April is World Parkinson’s Month, in which we (people with Parkinson’s) try to raise awareness amongst the general population, the month in which we try to share our experiences to help you understand why we do what we do and why we are what we are.
Briefly, Parkinson’s is an incurable neurodegenerative illness affecting movement and a whole bundle of other physiology. That means it’s going to affect every part of body functioning, it’s going to get worse and there is nothing you can do to prevent that.
These facts are usually presented to patients along with their diagnosis. That’s a lot to take in, a lot to absorb in that brief consultation with your neurologist. It is commonly said that patients die with rather than of Parkinson’s. That’s not strictly true. Life expectancy is shorter with Parkinson’s, the extent to which it is shortened being determined by age of onset and symptom cluster. On the whole, you get about 16 years post diagnosis. And, without wishing to belabour the point, those 16 years will not probably be as much fun as they would otherwise have been.
That sounds, on the face of it, a grim proposition, with little in the way of prospects. That’s not entirely the case. Sure, it is degenerative and incurable. But it is possible nonetheless to slow the disease progression. Careful attention to diet, exercise and medication routine (yes, all the boring bits) can change the clinical picture substantially. Okay we can’t stop it in its tracks but we can slow down this symptomatic behemoth. Parkinson’s is all about time, about buying time. Buying time until a cure is found.
Around 18 months ago, my 16 years were up. I was, if you will, on borrowed time. We (that’s me, my neurologist, my Parkinson’s nurse and my family) had to make a decision. We could let nature take its course or force its hand. And after 16 years of Parkinson’s, you don’t have too many cards left to play.
My choices boiled down fundamentally to one – DBS. DBS stands for Deep Brain Stimulation and, when you know what it entails, you can see why it is always referred to by the acronym. In this procedure, thin wire electrodes are implanted deep below the surface of the brain (around about 2 inches) into, mostly, the subthalamic nucleus. Once in place, tiny pulses of electrical current reduce symptoms of Parkinson’s, some more than others.
Not a decision to take lightly.
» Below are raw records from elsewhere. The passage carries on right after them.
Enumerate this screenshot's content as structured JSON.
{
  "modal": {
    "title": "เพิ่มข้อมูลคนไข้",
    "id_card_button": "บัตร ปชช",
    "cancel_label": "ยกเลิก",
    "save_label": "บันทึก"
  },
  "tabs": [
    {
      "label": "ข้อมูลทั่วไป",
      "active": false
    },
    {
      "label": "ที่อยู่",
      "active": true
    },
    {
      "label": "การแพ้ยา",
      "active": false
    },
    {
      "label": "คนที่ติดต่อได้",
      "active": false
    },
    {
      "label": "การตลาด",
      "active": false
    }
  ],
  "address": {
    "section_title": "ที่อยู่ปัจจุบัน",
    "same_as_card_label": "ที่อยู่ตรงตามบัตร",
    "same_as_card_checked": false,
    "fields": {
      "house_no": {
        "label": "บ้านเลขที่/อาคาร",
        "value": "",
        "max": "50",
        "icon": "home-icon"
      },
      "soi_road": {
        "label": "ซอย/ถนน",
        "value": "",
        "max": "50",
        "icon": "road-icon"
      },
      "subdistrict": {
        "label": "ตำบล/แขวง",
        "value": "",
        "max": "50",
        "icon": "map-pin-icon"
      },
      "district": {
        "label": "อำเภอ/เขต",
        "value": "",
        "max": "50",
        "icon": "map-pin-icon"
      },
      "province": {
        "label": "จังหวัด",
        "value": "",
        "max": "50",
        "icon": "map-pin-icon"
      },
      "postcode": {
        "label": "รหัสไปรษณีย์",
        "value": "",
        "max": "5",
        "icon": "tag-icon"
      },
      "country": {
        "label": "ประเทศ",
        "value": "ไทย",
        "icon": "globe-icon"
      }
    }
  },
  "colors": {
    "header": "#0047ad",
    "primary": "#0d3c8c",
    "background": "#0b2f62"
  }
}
For many in the early stages of Parkinson’s, it is a bridge too far, a Rubicon most will not choose. After 16 years of symptoms, the situation is different. You can no longer hide. In my case, the choice was simple. I could either continue down the same largely certain path of neurodegeneration or I could take a stand. I could buy myself time.
DBS is not a cure. Let’s be clear on that. It buys you time, nothing more. Time to enjoy life, to help other people with Parkinson’s, to watch my children fulfil their potential, to become the people their best selves. All these things and more. Is it all a bed of roses? No. A small proportion of patients get no benefits from the procedure. Some (thankfully few) get worse. A tiny minority even pay for it with their lives, suffering a stroke as the electrodes penetrate deep into the brain. But for the large majority, it helps.
My surgery was conducted at the beginning of November 2021, at the height of the Covid pandemic. No visitors were allowed. There was no one to hold my hand, figuratively or otherwise.
My electrodes were switched on on 5 November, fireworks night in so many ways! The benefit was instant. Not huge but noticeable. My walking was better, my tremor largely absent and my balance reasonable. I took videos of myself walking up and down the ward and showed them to my children. My daughter burst into tears. “I can’t remember seeing you looking so well” she said, in one sentence justifying the entire procedure.
What more can I say? Dad’s back.